══ SOURCE MATERIAL

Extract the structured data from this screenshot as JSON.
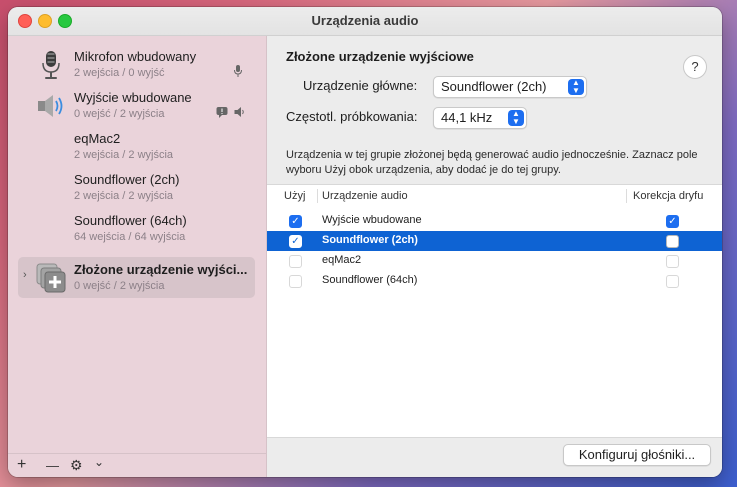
{
  "window": {
    "title": "Urządzenia audio"
  },
  "sidebar": {
    "devices": [
      {
        "name": "Mikrofon wbudowany",
        "sub": "2 wejścia / 0 wyjść",
        "icon": "microphone-icon",
        "selected": false
      },
      {
        "name": "Wyjście wbudowane",
        "sub": "0 wejść / 2 wyjścia",
        "icon": "speaker-icon",
        "selected": false
      },
      {
        "name": "eqMac2",
        "sub": "2 wejścia / 2 wyjścia",
        "icon": "",
        "selected": false
      },
      {
        "name": "Soundflower (2ch)",
        "sub": "2 wejścia / 2 wyjścia",
        "icon": "",
        "selected": false
      },
      {
        "name": "Soundflower (64ch)",
        "sub": "64 wejścia / 64 wyjścia",
        "icon": "",
        "selected": false
      },
      {
        "name": "Złożone urządzenie wyjści...",
        "sub": "0 wejść / 2 wyjścia",
        "icon": "aggregate-device-icon",
        "selected": true
      }
    ],
    "footer": {
      "add": "+",
      "remove": "—",
      "gear": "⚙",
      "chevron": "⌄"
    }
  },
  "main": {
    "header": "Złożone urządzenie wyjściowe",
    "help": "?",
    "master_label": "Urządzenie główne:",
    "master_value": "Soundflower (2ch)",
    "rate_label": "Częstotl. próbkowania:",
    "rate_value": "44,1 kHz",
    "description": "Urządzenia w tej grupie złożonej będą generować audio jednocześnie. Zaznacz pole wyboru Użyj obok urządzenia, aby dodać je do tej grupy.",
    "table": {
      "col_use": "Użyj",
      "col_device": "Urządzenie audio",
      "col_drift": "Korekcja dryfu",
      "rows": [
        {
          "use": true,
          "device": "Wyjście wbudowane",
          "drift": true,
          "selected": false
        },
        {
          "use": true,
          "device": "Soundflower (2ch)",
          "drift": false,
          "selected": true
        },
        {
          "use": false,
          "device": "eqMac2",
          "drift": false,
          "selected": false
        },
        {
          "use": false,
          "device": "Soundflower (64ch)",
          "drift": false,
          "selected": false
        }
      ]
    },
    "configure_button": "Konfiguruj głośniki..."
  },
  "colors": {
    "accent": "#1d6ef0",
    "selection": "#0e63d3",
    "sidebar": "#ead3da"
  }
}
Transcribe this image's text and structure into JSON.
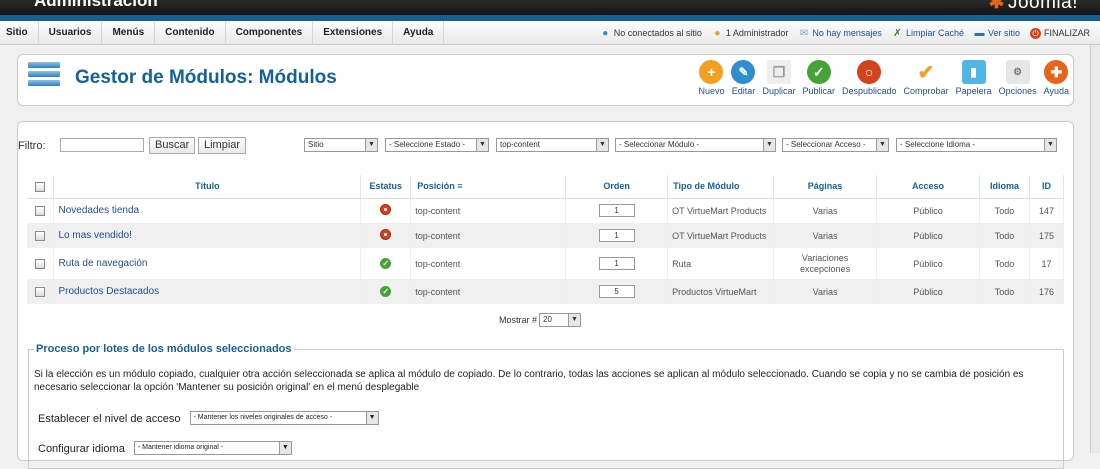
{
  "app": {
    "title": "Administración",
    "brand": "Joomla!"
  },
  "colors": {
    "brand_blue": "#146295",
    "link_blue": "#1f4f8f",
    "unpublished_red": "#d2421c",
    "published_green": "#46a335"
  },
  "menu": [
    "Sitio",
    "Usuarios",
    "Menús",
    "Contenido",
    "Componentes",
    "Extensiones",
    "Ayuda"
  ],
  "status": {
    "offline": "No conectados al sitio",
    "admins": "1 Administrador",
    "messages": "No hay mensajes",
    "cache": "Limpiar Caché",
    "view_site": "Ver sitio",
    "logout": "FINALIZAR"
  },
  "page_title": "Gestor de Módulos: Módulos",
  "toolbar": [
    {
      "label": "Nuevo",
      "icon": "plus-icon",
      "color": "#f2a024",
      "glyph": "+"
    },
    {
      "label": "Editar",
      "icon": "pencil-icon",
      "color": "#2e8ed1",
      "glyph": "✎"
    },
    {
      "label": "Duplicar",
      "icon": "copy-icon",
      "color": "#e6e6e6",
      "glyph": "❐"
    },
    {
      "label": "Publicar",
      "icon": "check-icon",
      "color": "#46a335",
      "glyph": "✓"
    },
    {
      "label": "Despublicado",
      "icon": "unpublish-icon",
      "color": "#d2421c",
      "glyph": "○"
    },
    {
      "label": "Comprobar",
      "icon": "checkmark-icon",
      "color": "#ffffff",
      "glyph": "✔"
    },
    {
      "label": "Papelera",
      "icon": "trash-icon",
      "color": "#4fb6e6",
      "glyph": "🗑"
    },
    {
      "label": "Opciones",
      "icon": "options-icon",
      "color": "#dddddd",
      "glyph": "⚙"
    },
    {
      "label": "Ayuda",
      "icon": "help-icon",
      "color": "#e8641b",
      "glyph": "✚"
    }
  ],
  "filters": {
    "label": "Filtro:",
    "search_value": "",
    "search_button": "Buscar",
    "clear_button": "Limpiar",
    "client": "Sitio",
    "state": "- Seleccione Estado -",
    "position": "top-content",
    "module": "- Seleccionar Módulo -",
    "access": "- Seleccionar Acceso -",
    "language": "- Seleccione Idioma -"
  },
  "table": {
    "columns": [
      "Título",
      "Estatus",
      "Posición",
      "Orden",
      "Tipo de Módulo",
      "Páginas",
      "Acceso",
      "Idioma",
      "ID"
    ],
    "rows": [
      {
        "title": "Novedades tienda",
        "status": "unpublished",
        "position": "top-content",
        "order": "1",
        "type": "OT VirtueMart Products",
        "pages": "Varias",
        "access": "Público",
        "language": "Todo",
        "id": "147"
      },
      {
        "title": "Lo mas vendido!",
        "status": "unpublished",
        "position": "top-content",
        "order": "1",
        "type": "OT VirtueMart Products",
        "pages": "Varias",
        "access": "Público",
        "language": "Todo",
        "id": "175"
      },
      {
        "title": "Ruta de navegación",
        "status": "published",
        "position": "top-content",
        "order": "1",
        "type": "Ruta",
        "pages": "Variaciones excepciones",
        "access": "Público",
        "language": "Todo",
        "id": "17"
      },
      {
        "title": "Productos Destacados",
        "status": "published",
        "position": "top-content",
        "order": "5",
        "type": "Productos VirtueMart",
        "pages": "Varias",
        "access": "Público",
        "language": "Todo",
        "id": "176"
      }
    ]
  },
  "pager": {
    "label": "Mostrar #",
    "value": "20"
  },
  "batch": {
    "legend": "Proceso por lotes de los módulos seleccionados",
    "text": "Si la elección es un módulo copiado, cualquier otra acción seleccionada se aplica al módulo de copiado. De lo contrario, todas las acciones se aplican al módulo seleccionado. Cuando se copia y no se cambia de posición es necesario seleccionar la opción 'Mantener su posición original' en el menú desplegable",
    "access_label": "Establecer el nivel de acceso",
    "access_value": "- Mantener los niveles originales de acceso -",
    "language_label": "Configurar idioma",
    "language_value": "- Mantener idioma original -"
  }
}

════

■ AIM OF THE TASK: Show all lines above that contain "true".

■ ANSWER BELOW:
        "selected": true
          "use": true,
          "drift": true,
          "use": true,
          "selected": true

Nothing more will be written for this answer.